§ WHAT TO WORK ON
Could you filter the records below and keep only the lines with the word "chevron"?

§ GIVEN ENTRIES
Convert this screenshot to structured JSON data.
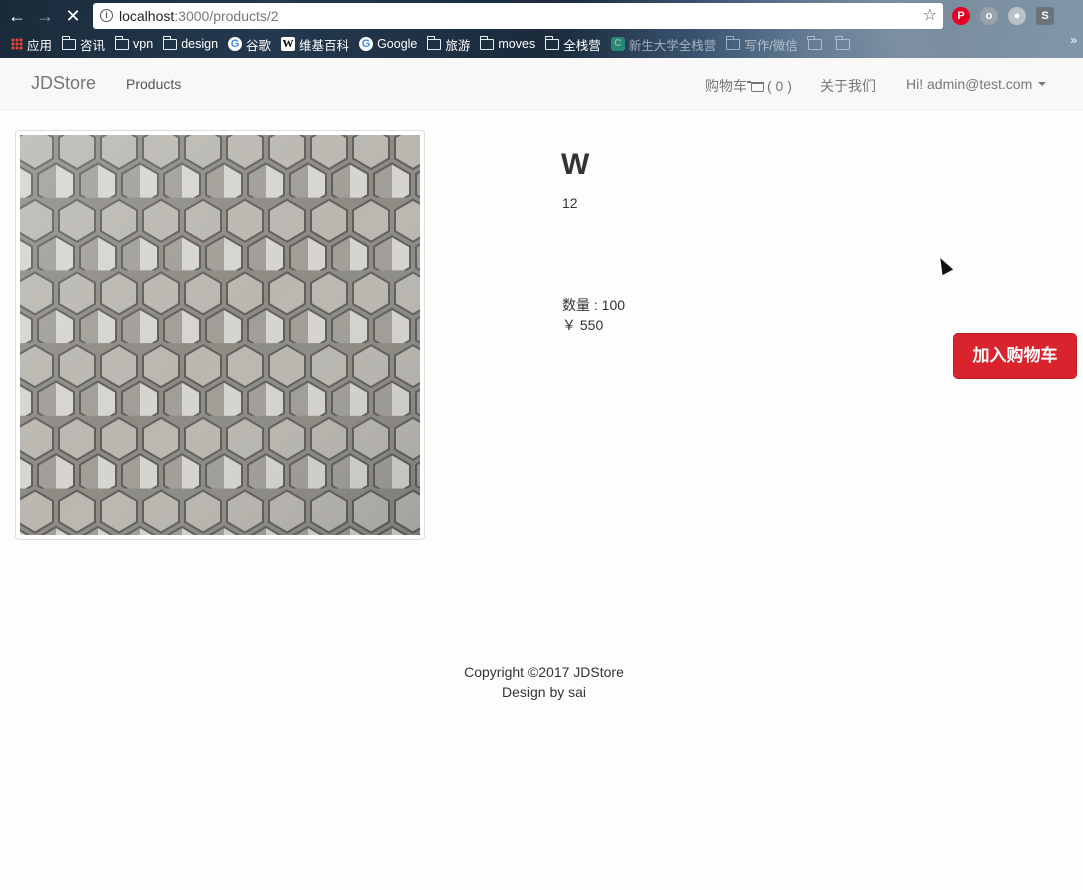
{
  "browser": {
    "url_host": "localhost",
    "url_rest": ":3000/products/2",
    "bookmarks": [
      {
        "label": "应用",
        "icon": "apps-icon"
      },
      {
        "label": "咨讯",
        "icon": "folder-icon"
      },
      {
        "label": "vpn",
        "icon": "folder-icon"
      },
      {
        "label": "design",
        "icon": "folder-icon"
      },
      {
        "label": "谷歌",
        "icon": "google-icon"
      },
      {
        "label": "维基百科",
        "icon": "wikipedia-icon"
      },
      {
        "label": "Google",
        "icon": "google-icon"
      },
      {
        "label": "旅游",
        "icon": "folder-icon"
      },
      {
        "label": "moves",
        "icon": "folder-icon"
      },
      {
        "label": "全栈营",
        "icon": "folder-icon"
      },
      {
        "label": "新生大学全栈营",
        "icon": "site-icon"
      },
      {
        "label": "写作/微信",
        "icon": "folder-icon"
      }
    ],
    "extensions": [
      "pinterest-icon",
      "extension-icon",
      "extension-icon-2",
      "s-extension-icon"
    ]
  },
  "navbar": {
    "brand": "JDStore",
    "products": "Products",
    "cart_label": "购物车",
    "cart_count": "( 0 )",
    "about": "关于我们",
    "user": "Hi! admin@test.com"
  },
  "product": {
    "title": "W",
    "description": "12",
    "quantity": "数量 : 100",
    "price": "￥ 550",
    "add_to_cart": "加入购物车"
  },
  "footer": {
    "copyright": "Copyright ©2017 JDStore",
    "design": "Design by sai"
  },
  "colors": {
    "accent": "#d9232d",
    "navbar_bg": "#f8f8f8"
  }
}
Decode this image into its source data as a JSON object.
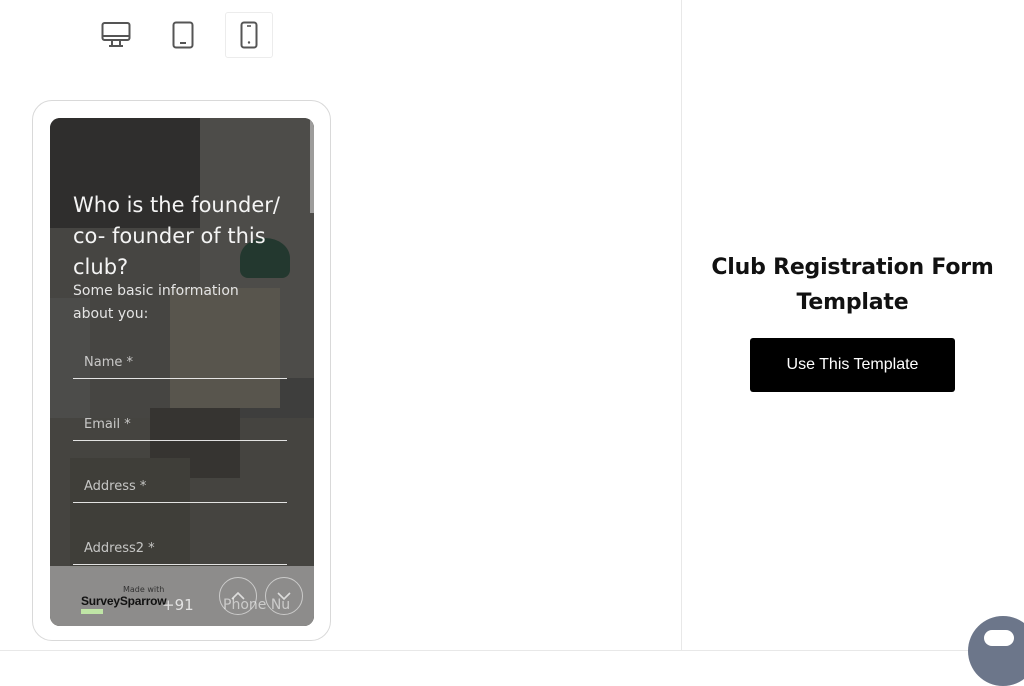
{
  "device_switcher": {
    "items": [
      {
        "name": "desktop",
        "icon": "desktop-icon"
      },
      {
        "name": "tablet",
        "icon": "tablet-icon"
      },
      {
        "name": "mobile",
        "icon": "mobile-icon"
      }
    ],
    "active": "mobile"
  },
  "preview": {
    "question": "Who is the founder/ co- founder of this club?",
    "subtitle": "Some basic information about you:",
    "fields": {
      "name_placeholder": "Name *",
      "email_placeholder": "Email *",
      "address_placeholder": "Address *",
      "address2_placeholder": "Address2 *"
    },
    "phone_code": "+91",
    "phone_placeholder": "Phone Nu",
    "footer": {
      "made_with": "Made with",
      "brand": "SurveySparrow",
      "up_icon": "chevron-up-icon",
      "down_icon": "chevron-down-icon"
    }
  },
  "template": {
    "title": "Club Registration Form Template",
    "cta_label": "Use This Template"
  },
  "chat": {
    "icon": "chat-icon"
  }
}
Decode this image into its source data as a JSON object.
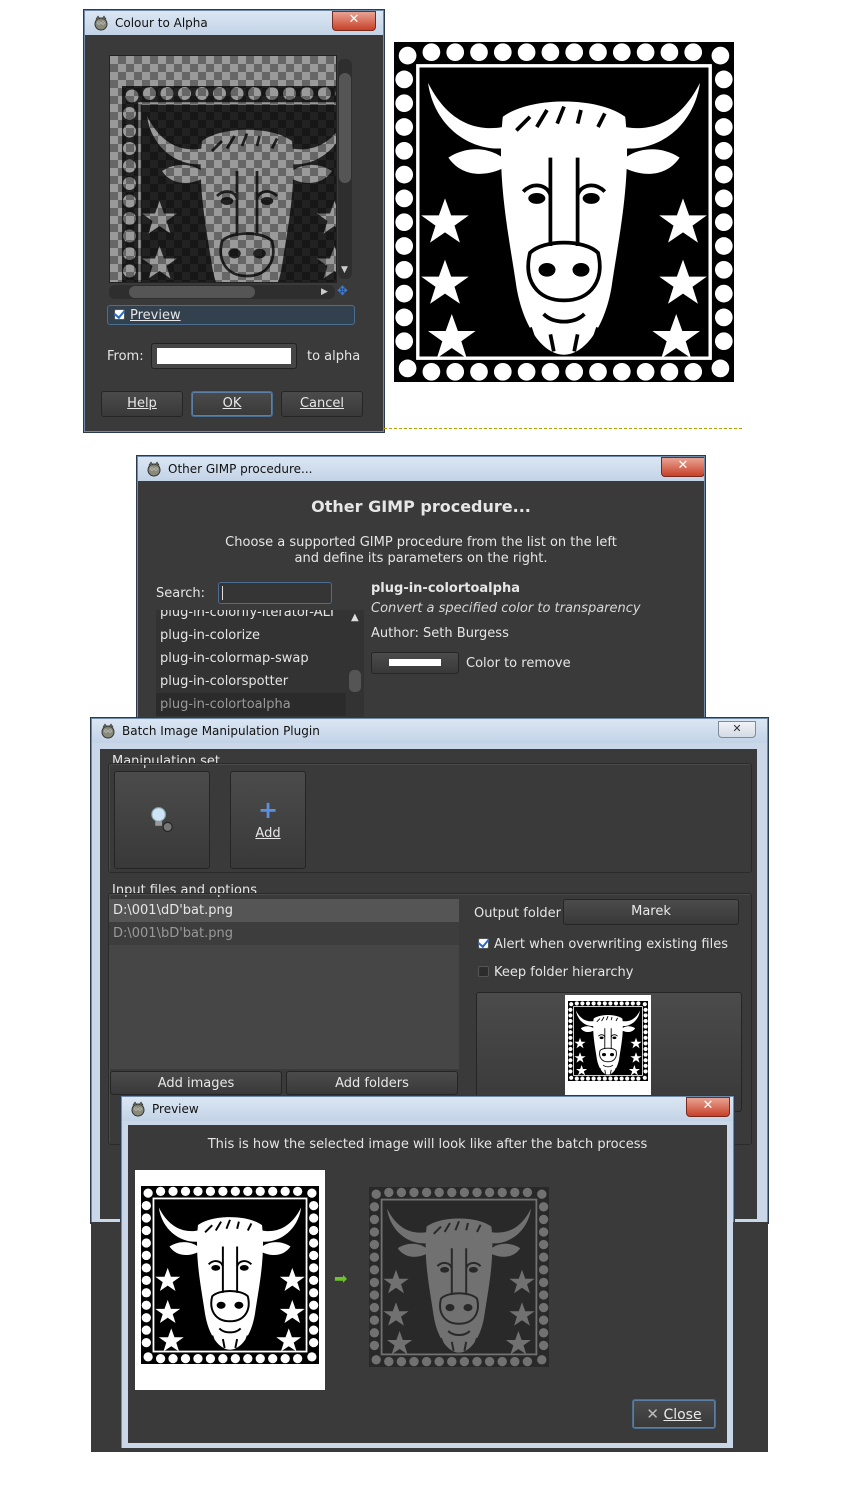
{
  "colour_to_alpha": {
    "title": "Colour to Alpha",
    "close_symbol": "✕",
    "preview_label": "Preview",
    "from_label": "From:",
    "to_alpha_label": "to alpha",
    "help": "Help",
    "ok": "OK",
    "cancel": "Cancel"
  },
  "other_procedure": {
    "title": "Other GIMP procedure...",
    "heading": "Other GIMP procedure...",
    "description_line1": "Choose a supported GIMP procedure from the list on the left",
    "description_line2": "and define its parameters on the right.",
    "search_label": "Search:",
    "list": [
      "plug-in-colorify-iterator-ALT",
      "plug-in-colorize",
      "plug-in-colormap-swap",
      "plug-in-colorspotter",
      "plug-in-colortoalpha"
    ],
    "proc_name": "plug-in-colortoalpha",
    "proc_desc": "Convert a specified color to transparency",
    "proc_author": "Author: Seth Burgess",
    "param_label": "Color to remove",
    "close_symbol": "✕"
  },
  "bimp": {
    "title": "Batch Image Manipulation Plugin",
    "close_symbol": "✕",
    "manipulation_set": "Manipulation set",
    "add": "Add",
    "input_files_label": "Input files and options",
    "files": [
      "D:\\001\\dD'bat.png",
      "D:\\001\\bD'bat.png"
    ],
    "output_folder_label": "Output folder",
    "output_folder_value": "Marek",
    "alert_overwrite": "Alert when overwriting existing files",
    "keep_hierarchy": "Keep folder hierarchy",
    "add_images": "Add images",
    "add_folders": "Add folders"
  },
  "preview_dialog": {
    "title": "Preview",
    "message": "This is how the selected image will look like after the batch process",
    "close_button": "Close",
    "close_symbol": "✕"
  },
  "colors": {
    "dark_bg": "#3a3a3a",
    "title_bar": "#c9d7e8",
    "close_red": "#c8412a",
    "accent_blue": "#2a6bc9",
    "arrow_green": "#6fc22a"
  }
}
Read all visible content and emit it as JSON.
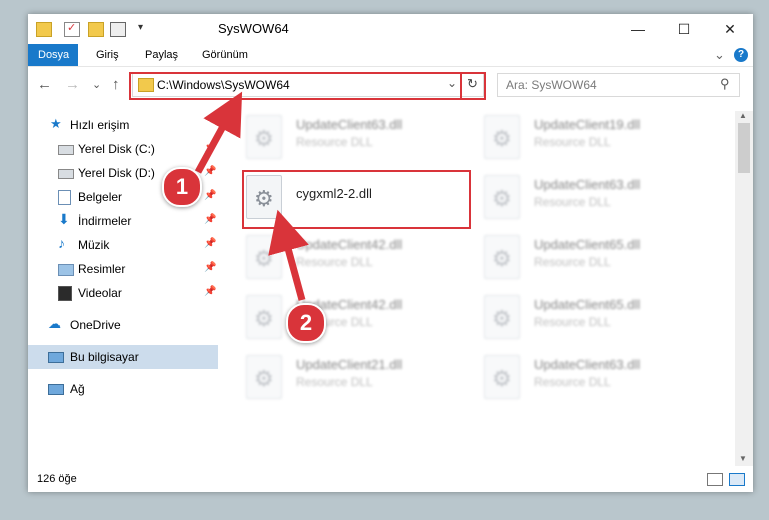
{
  "window": {
    "title": "SysWOW64",
    "minimize_glyph": "—",
    "maximize_glyph": "☐",
    "close_glyph": "✕"
  },
  "ribbon": {
    "tabs": [
      "Dosya",
      "Giriş",
      "Paylaş",
      "Görünüm"
    ],
    "expand_glyph": "⌄",
    "help_glyph": "?"
  },
  "navbar": {
    "back_glyph": "←",
    "forward_glyph": "→",
    "recent_glyph": "⌄",
    "up_glyph": "↑",
    "address": "C:\\Windows\\SysWOW64",
    "refresh_glyph": "↻",
    "search_placeholder": "Ara: SysWOW64",
    "search_glyph": "⚲"
  },
  "sidebar": {
    "items": [
      {
        "label": "Hızlı erişim",
        "icon": "star-icon"
      },
      {
        "label": "Yerel Disk (C:)",
        "icon": "drive-icon"
      },
      {
        "label": "Yerel Disk (D:)",
        "icon": "drive-icon"
      },
      {
        "label": "Belgeler",
        "icon": "documents-icon"
      },
      {
        "label": "İndirmeler",
        "icon": "download-icon"
      },
      {
        "label": "Müzik",
        "icon": "music-icon"
      },
      {
        "label": "Resimler",
        "icon": "pictures-icon"
      },
      {
        "label": "Videolar",
        "icon": "video-icon"
      },
      {
        "label": "OneDrive",
        "icon": "cloud-icon"
      },
      {
        "label": "Bu bilgisayar",
        "icon": "computer-icon"
      },
      {
        "label": "Ağ",
        "icon": "network-icon"
      }
    ],
    "pin_glyph": "📌"
  },
  "files": {
    "highlighted": {
      "name": "cygxml2-2.dll"
    },
    "left_column": [
      {
        "name": "UpdateClient63.dll",
        "type": "Resource DLL"
      },
      {
        "name": "UpdateClient42.dll",
        "type": "Resource DLL"
      },
      {
        "name": "UpdateClient42.dll",
        "type": "Resource DLL"
      },
      {
        "name": "UpdateClient21.dll",
        "type": "Resource DLL"
      }
    ],
    "right_column": [
      {
        "name": "UpdateClient19.dll",
        "type": "Resource DLL"
      },
      {
        "name": "UpdateClient63.dll",
        "type": "Resource DLL"
      },
      {
        "name": "UpdateClient65.dll",
        "type": "Resource DLL"
      },
      {
        "name": "UpdateClient65.dll",
        "type": "Resource DLL"
      },
      {
        "name": "UpdateClient63.dll",
        "type": "Resource DLL"
      }
    ]
  },
  "status": {
    "item_count": "126 öğe"
  },
  "callouts": {
    "one": "1",
    "two": "2"
  },
  "colors": {
    "accent": "#1979ca",
    "highlight": "#d9343a",
    "selected": "#ccdcec"
  }
}
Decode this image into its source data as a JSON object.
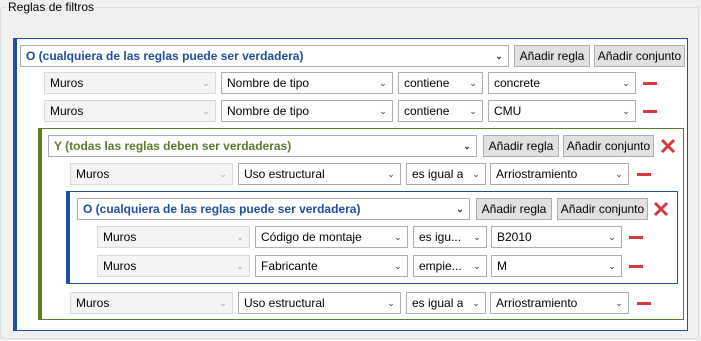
{
  "groupbox": {
    "title": "Reglas de filtros"
  },
  "buttons": {
    "add_rule": "Añadir regla",
    "add_set": "Añadir conjunto"
  },
  "outer_group": {
    "operator": "O (cualquiera de las reglas puede ser verdadera)",
    "rules": [
      {
        "category": "Muros",
        "parameter": "Nombre de tipo",
        "condition": "contiene",
        "value": "concrete"
      },
      {
        "category": "Muros",
        "parameter": "Nombre de tipo",
        "condition": "contiene",
        "value": "CMU"
      }
    ],
    "nested_and": {
      "operator": "Y (todas las reglas deben ser verdaderas)",
      "rules": [
        {
          "category": "Muros",
          "parameter": "Uso estructural",
          "condition": "es igual a",
          "value": "Arriostramiento"
        }
      ],
      "nested_or": {
        "operator": "O (cualquiera de las reglas puede ser verdadera)",
        "rules": [
          {
            "category": "Muros",
            "parameter": "Código de montaje",
            "condition": "es igu...",
            "value": "B2010"
          },
          {
            "category": "Muros",
            "parameter": "Fabricante",
            "condition": "empie...",
            "value": "M"
          }
        ]
      },
      "trailing_rules": [
        {
          "category": "Muros",
          "parameter": "Uso estructural",
          "condition": "es igual a",
          "value": "Arriostramiento"
        }
      ]
    }
  },
  "icons": {
    "dropdown": "chevron-down-icon",
    "remove_rule": "minus-icon",
    "remove_set": "close-x-icon"
  },
  "colors": {
    "or_group": "#1f4e9f",
    "and_group": "#5b7a2a",
    "remove": "#d9363e"
  }
}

§ OUTPUT
      "up_icon": "chevron-up-icon",
      "down_icon": "chevron-down-icon"
    "dropdown": "chevron-down-icon",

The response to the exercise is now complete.